Celebrated on December 11th annually, International Mountain Day is an international observance day whose goal is to raise awareness about the role that mountainous regions play in the lives of people and their importance to our planet. While most people take mountains for granted and don’t think much about them, mountains are actually very important for the well-being of the planet. Mountains provide numerous resources such as freshwater, food, and energy. And the scarcity of these resources is only going to increase over the next few decades as the human population continues to grow and use an even greater share of the Earth’s resources.
History of International Mountain Day
This international observance day can be traced all the way back to 1992. This is when Chapter 12 of Agenda 21 was adopted by the United Nations Conference on Environment and Development. It was entitled “Managing Fragile Ecosystems: Sustainable Mountain Development” and brought the world’s attention to the importance of mountains and mountain ranges to the world. As the attention towards this issue increased, it was then decided that 2002 would become the International Year of Mountains, with the hopes that it would not only raise awareness but would also stir action on sustainable mountain development. The effort was successful enough that on December 20th, 2002, the United Nations designated December 11 as International Mountain Day. The following year, on December 11th, 2003, the first International Mountain Day was observed.

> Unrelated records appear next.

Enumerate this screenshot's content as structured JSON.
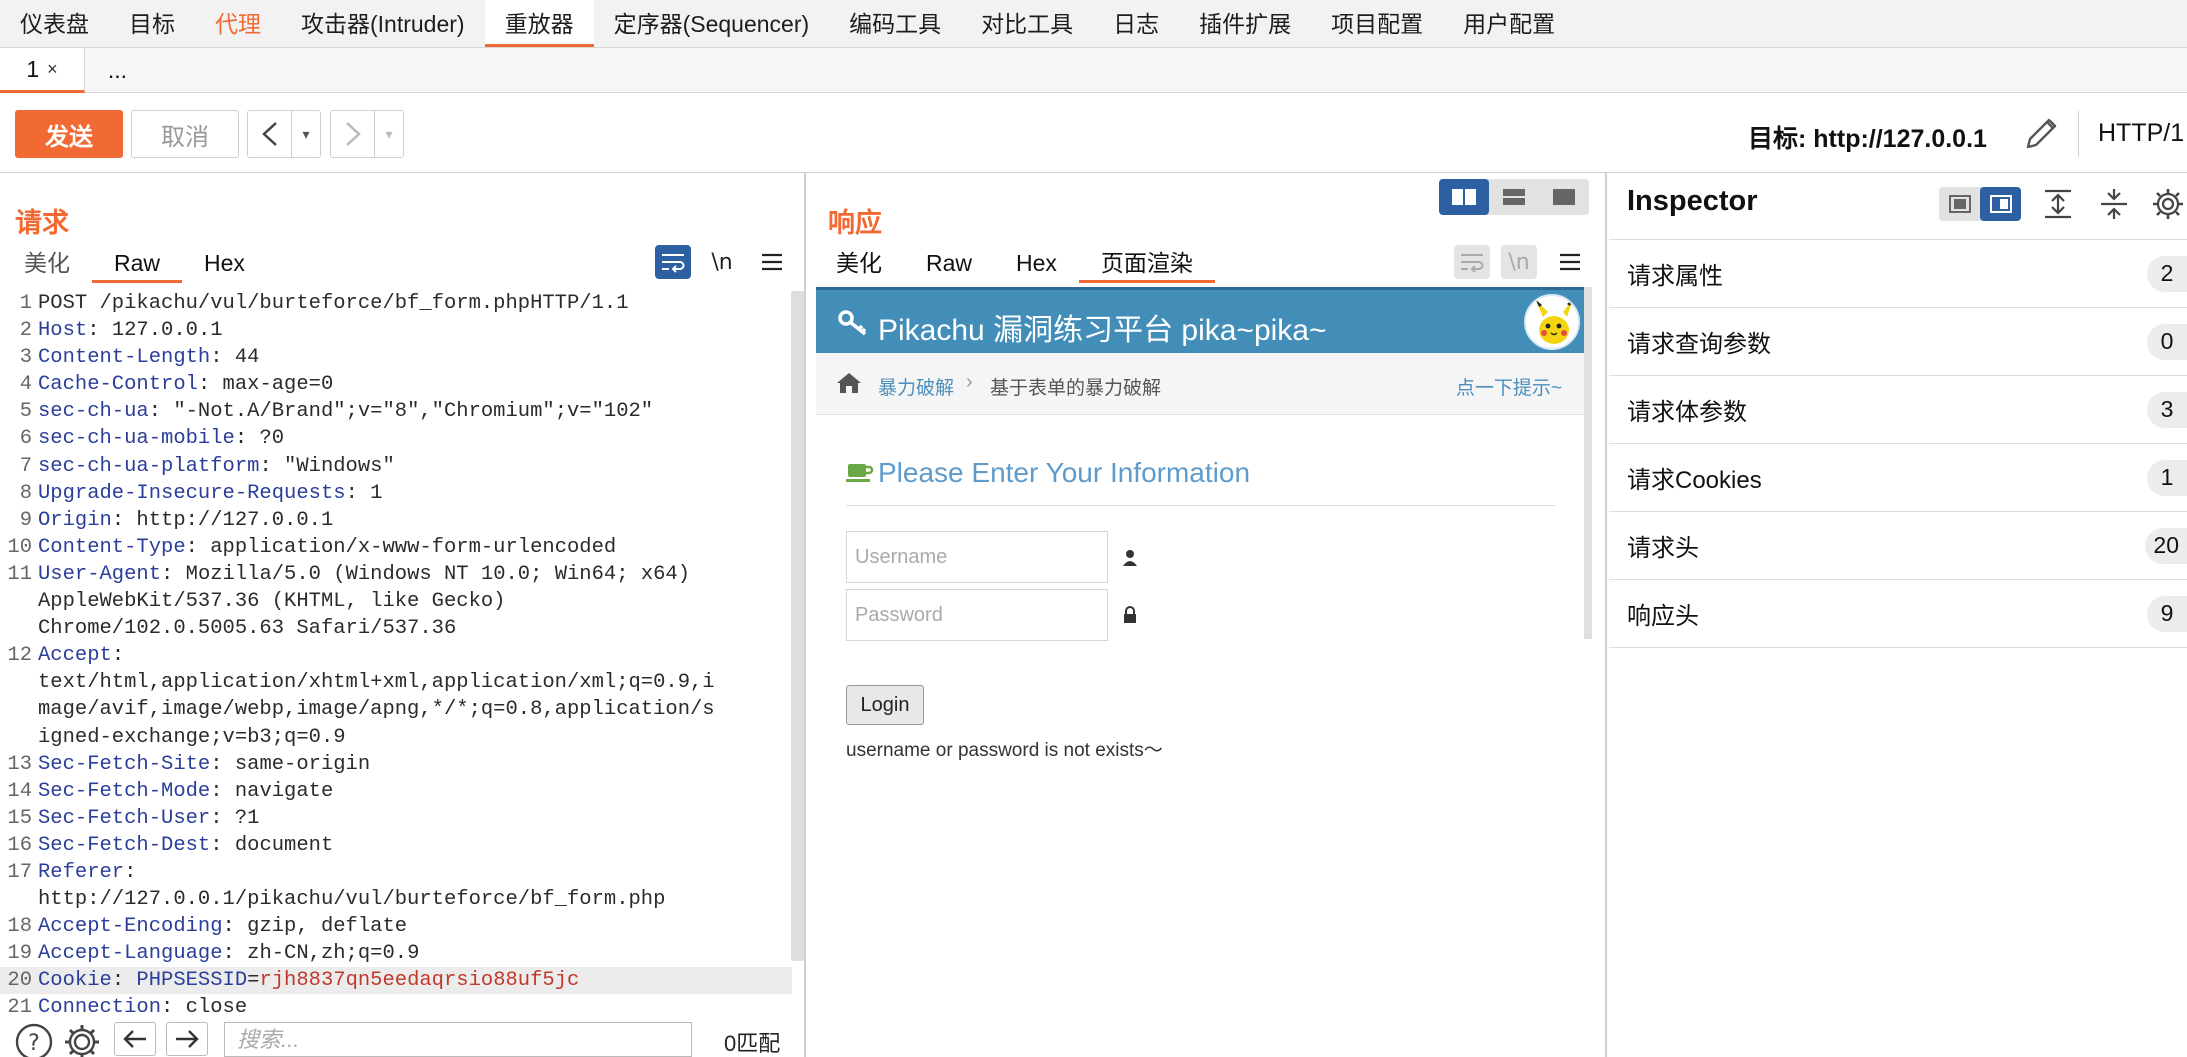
{
  "menu": {
    "items": [
      "仪表盘",
      "目标",
      "代理",
      "攻击器(Intruder)",
      "重放器",
      "定序器(Sequencer)",
      "编码工具",
      "对比工具",
      "日志",
      "插件扩展",
      "项目配置",
      "用户配置"
    ]
  },
  "tabs": {
    "items": [
      {
        "label": "1",
        "close": "×"
      }
    ],
    "more": "..."
  },
  "toolbar": {
    "send": "发送",
    "cancel": "取消",
    "back_arrow": "<",
    "forward_arrow": ">",
    "dropdown": "▾",
    "target": "目标: http://127.0.0.1",
    "http_version": "HTTP/1"
  },
  "request": {
    "title": "请求",
    "tabs": {
      "pretty": "美化",
      "raw": "Raw",
      "hex": "Hex"
    },
    "newline_toggle": "\\n",
    "lines": [
      {
        "n": "1",
        "plain": "POST /pikachu/vul/burteforce/bf_form.phpHTTP/1.1"
      },
      {
        "n": "2",
        "key": "Host",
        "val": "127.0.0.1"
      },
      {
        "n": "3",
        "key": "Content-Length",
        "val": "44"
      },
      {
        "n": "4",
        "key": "Cache-Control",
        "val": "max-age=0"
      },
      {
        "n": "5",
        "key": "sec-ch-ua",
        "val": "\"-Not.A/Brand\";v=\"8\",\"Chromium\";v=\"102\""
      },
      {
        "n": "6",
        "key": "sec-ch-ua-mobile",
        "val": "?0"
      },
      {
        "n": "7",
        "key": "sec-ch-ua-platform",
        "val": "\"Windows\""
      },
      {
        "n": "8",
        "key": "Upgrade-Insecure-Requests",
        "val": "1"
      },
      {
        "n": "9",
        "key": "Origin",
        "val": "http://127.0.0.1"
      },
      {
        "n": "10",
        "key": "Content-Type",
        "val": "application/x-www-form-urlencoded"
      },
      {
        "n": "11",
        "key": "User-Agent",
        "val": "Mozilla/5.0 (Windows NT 10.0; Win64; x64)"
      },
      {
        "n": "",
        "plain": "AppleWebKit/537.36 (KHTML, like Gecko)"
      },
      {
        "n": "",
        "plain": "Chrome/102.0.5005.63 Safari/537.36"
      },
      {
        "n": "12",
        "key": "Accept",
        "val": ""
      },
      {
        "n": "",
        "plain": "text/html,application/xhtml+xml,application/xml;q=0.9,i"
      },
      {
        "n": "",
        "plain": "mage/avif,image/webp,image/apng,*/*;q=0.8,application/s"
      },
      {
        "n": "",
        "plain": "igned-exchange;v=b3;q=0.9"
      },
      {
        "n": "13",
        "key": "Sec-Fetch-Site",
        "val": "same-origin"
      },
      {
        "n": "14",
        "key": "Sec-Fetch-Mode",
        "val": "navigate"
      },
      {
        "n": "15",
        "key": "Sec-Fetch-User",
        "val": "?1"
      },
      {
        "n": "16",
        "key": "Sec-Fetch-Dest",
        "val": "document"
      },
      {
        "n": "17",
        "key": "Referer",
        "val": ""
      },
      {
        "n": "",
        "plain": "http://127.0.0.1/pikachu/vul/burteforce/bf_form.php"
      },
      {
        "n": "18",
        "key": "Accept-Encoding",
        "val": "gzip, deflate"
      },
      {
        "n": "19",
        "key": "Accept-Language",
        "val": "zh-CN,zh;q=0.9"
      },
      {
        "n": "20",
        "key": "Cookie",
        "val": "PHPSESSID",
        "cookie_val": "rjh8837qn5eedaqrsio88uf5jc",
        "highlight": true
      },
      {
        "n": "21",
        "key": "Connection",
        "val": "close"
      }
    ],
    "search": {
      "placeholder": "搜索...",
      "matches": "0匹配"
    }
  },
  "response": {
    "title": "响应",
    "tabs": {
      "pretty": "美化",
      "raw": "Raw",
      "hex": "Hex",
      "render": "页面渲染"
    },
    "newline_toggle": "\\n",
    "page": {
      "header_title": "Pikachu 漏洞练习平台 pika~pika~",
      "breadcrumb_1": "暴力破解",
      "breadcrumb_sep": "›",
      "breadcrumb_2": "基于表单的暴力破解",
      "hint": "点一下提示~",
      "form_title": "Please Enter Your Information",
      "username_placeholder": "Username",
      "password_placeholder": "Password",
      "login": "Login",
      "message": "username or password is not exists～"
    }
  },
  "inspector": {
    "title": "Inspector",
    "rows": [
      {
        "label": "请求属性",
        "count": "2"
      },
      {
        "label": "请求查询参数",
        "count": "0"
      },
      {
        "label": "请求体参数",
        "count": "3"
      },
      {
        "label": "请求Cookies",
        "count": "1"
      },
      {
        "label": "请求头",
        "count": "20"
      },
      {
        "label": "响应头",
        "count": "9"
      }
    ]
  },
  "colors": {
    "accent": "#f26a33",
    "selected": "#2d5fa3",
    "header_key": "#2b3e9b",
    "cookie_value": "#c0392b",
    "pikachu_header": "#438eb9"
  }
}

The Symbol of this Day
The symbol of this day is three black triangles that appear next to each other and each of these triangles has another symbol embedded in them. These triangles represent mountains, of course, and each of the embedded symbols represents something that mountains provide the Earth and humanity. For instance, the triangle on the left has a blue diamond at its apex and that represents ice – ice that melts and becomes fresh water. The triangle in the middle has an orange circle at its center and that represents the minerals and resources that are mined from the inside of mountains and the triangle which appears on the right has its lower right corner painted green – which represents the crops that grow on mountains.
Celebrating this Day
International Mountain Day is celebrated in a variety of different ways. All over the world, seminars, symposiums, and lectures are held on the subject of mountains, how they impact the environment and how to help the communities that rely on their resources. Mountain climbing associations may hold special climbing events, schools may hold special events for students and organizations whose work may center around mountains may hold special events for their members. However, while this day may be an international observance day it is not a public holiday and as such most businesses, government agencies and post offices remain open on this day.
International Mountain Day is a great day for people to get together either to celebrate the contributions made by mountains and mountain ranges or to raise awareness to the issues that affect mountains and the people who depend on them. Climb, hike or drive your favorite mountain; plan a mountain themed party; or raise awareness about the plight of people who live in mountainous regions and how resources can be used without further degrading mountain ecosystems that continue to become even more fragile.